Reviewed from copy received from HarperCollins Publishers.

The Wild Robot by Peter Brown

The Wild Robot by Peter Brown

The Wild Robot by Peter Brown (InfoSoup)

A ship carrying crates of robots capsizes in the ocean. Some of the crates float, only to be dashed on the rocks of a small island. One crate though survives and is left safely on the island. Some curious otters explore the crate and accidentally turn on the robot inside. That robot is Roz, designed to ensure her survival and help people. Soon Roz is exploring the island, climbing high on the rocks to see her surroundings. As she explores, the animals of the island declare her a monster and avoid her. Roz begins to acclimate to the island, figuring out how to camouflage herself. It is by sitting still and hidden that she starts to learn the language of the animals around her. As time passes, Roz is no longer gleaming and clean and she can speak with the animals. It isn’t until a deadly accident happens though that Roz shows the island residents who she really is.

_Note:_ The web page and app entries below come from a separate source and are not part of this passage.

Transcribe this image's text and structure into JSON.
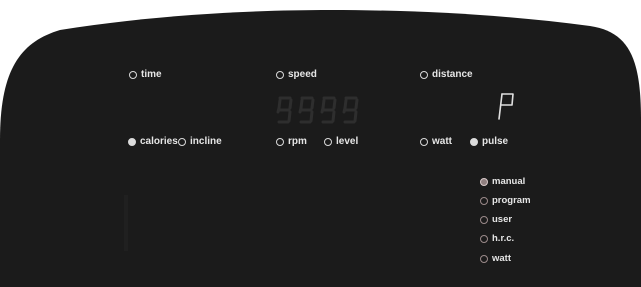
{
  "top_row": [
    {
      "id": "time",
      "label": "time",
      "filled": false
    },
    {
      "id": "speed",
      "label": "speed",
      "filled": false
    },
    {
      "id": "distance",
      "label": "distance",
      "filled": false
    }
  ],
  "middle_row": [
    {
      "id": "calories",
      "label": "calories",
      "filled": true
    },
    {
      "id": "incline",
      "label": "incline",
      "filled": false
    },
    {
      "id": "rpm",
      "label": "rpm",
      "filled": false
    },
    {
      "id": "level",
      "label": "level",
      "filled": false
    },
    {
      "id": "watt",
      "label": "watt",
      "filled": false
    },
    {
      "id": "pulse",
      "label": "pulse",
      "filled": true
    }
  ],
  "display": {
    "program_char": "P"
  },
  "modes": [
    {
      "id": "manual",
      "label": "manual",
      "active": true
    },
    {
      "id": "program",
      "label": "program",
      "active": false
    },
    {
      "id": "user",
      "label": "user",
      "active": false
    },
    {
      "id": "hrc",
      "label": "h.r.c.",
      "active": false
    },
    {
      "id": "watt",
      "label": "watt",
      "active": false
    }
  ],
  "colors": {
    "panel": "#1b1b1b",
    "text": "#e6e6e6",
    "mode_ring": "#9b8a8a"
  }
}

This book is entirely magnificent. It is a book about nature, its beauty and grandeur and danger. It is a meditation on the outside, the power of it to change even a robot’s life. It is a look at the importance of listening and learning and finding one’s own way forward in unexpected circumstances. But most of all, it is a book about love and life and the way that finding someone to love transforms each of us.

There is something achingly beautiful about this book. Yes, there is more than enough action and humor to keep the book moving and of interest to children. Yes, the characters are brilliantly created and their relationships are drawn with skill and attention. Yes, its pacing is exceptional. It that ache though, that makes this book exceptional. The way that it is allowed to just be there, loneliness and acceptance, loss and love.

Truly an exceptional read created by a picture book author in his first foray into middle-grade books. Wow. Appropriate for ages 8-12.

Reviewed from library copy.